Project Number: 5020-22000-018-01-S
Project Type: Specific Cooperative Agreement
Start Date: Jul 1, 2012
End Date: Jun 30, 2017
To identify genes contributing to resistance that may be useful in transgenic approaches and begin to characterize Hessian fly-responsive wheat gene promoters. Identify insecticidal proteins from non-wheat sources that may be useful against Hessian fly and develop germplasm for use in genomics/proteomics experiments.

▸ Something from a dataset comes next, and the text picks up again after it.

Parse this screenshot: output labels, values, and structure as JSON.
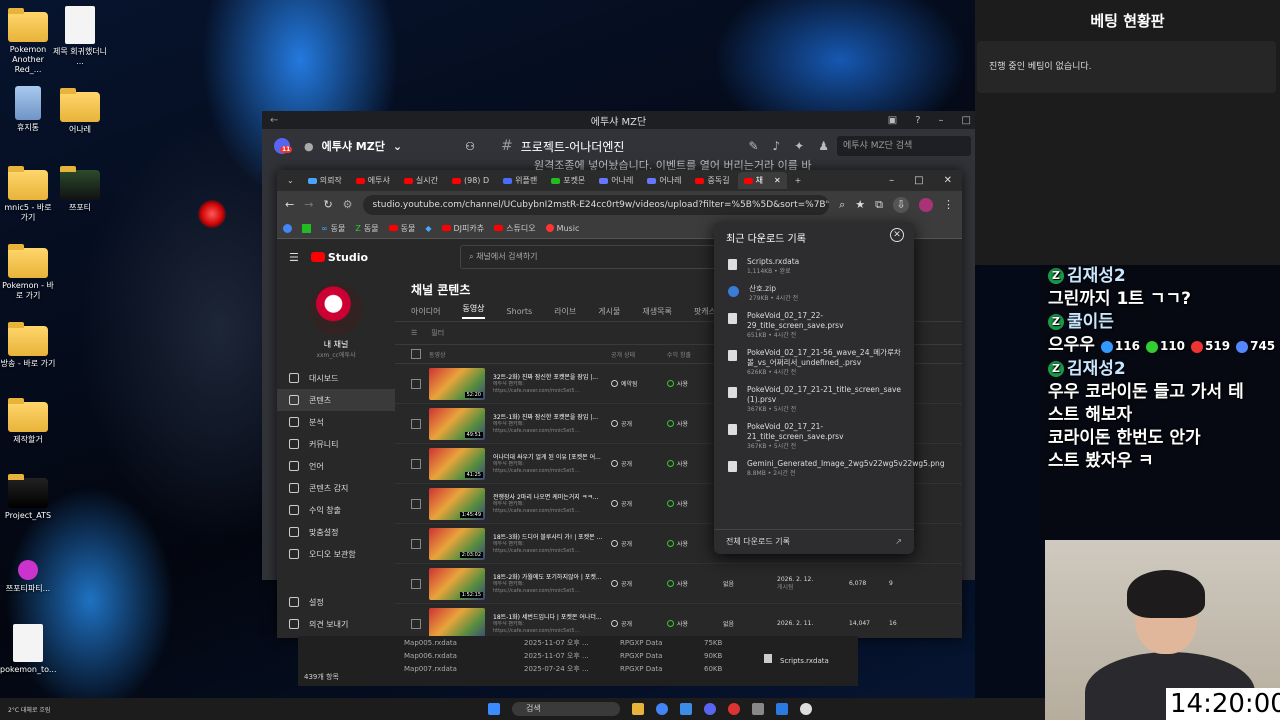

We already have a large time-course microarray and a laser-capture micro-dissection microarray that have been analyzed but not completely mined for location-specific differences and compatible versus incompatible interaction differences. We will perform RNA-Seq on Hamlet wheat plants that generate a hypersensitive response, giving a different type of resistance from previous experiments for comparison of incompatible and compatible interactions. We will generate RNA-Seq data for Brachypodium response to Hf, which gives an intermediate interaction: plants are stunted some but still make seed, larvae develop farther than on wheat but do not emerge as adults. Through bioinformatics analyses, we will compare expression profiles among different data sets to identify genes specific to interaction type (compatible vs. incompatible) response type (standard versus hypersensitive/oxidative burst-based resistance), tissue location (global versus feeding site-specific) and host type (wheat versus Brachypodium) to yield a more complete view of resistance and new genes that were not detected in early experiments. In addition, these results will give us raw material for selecting genes for promoter studies. Feeding assays utilizing our new technique (Hessian fly in situ translocation assay) to deliver compounds to the larvae via the plant, will use endogenous wheat antinutrient proteins and proteins from unrelated organisms to determine whether these proteins contribute to resistance by acting as acute toxins, disrupting/binding larval midgut, inducing behavioral changes in larvae or limiting their growth. We have already cloned Hessian fly-responsive wheat promoters for Hfr-1, Wci-1, Dir, Wci-2 and Hfr-3. We are considering 20 additional genes and will target those with low expression in the seed under many different stress conditions. A collaborator is producing T1 plants with Wci-1, Hfr-3 and Wci-2 promoters driving GUS for future analysis of positional expression in response to Hessian fly attack. We will clone some Hessian fly-responsive promoters from genes discovered in other microarrays and RNA Seq experiments. With collaborators willing to transform wheat, we will hook endogenous wheat antinutrient genes to promising promoters to test the efficacy of the constructs as a new type of resistance. We will analyze promoter sequences to identify motifs common to Hessian fly-responsive genes and elements characterized in other plant genes.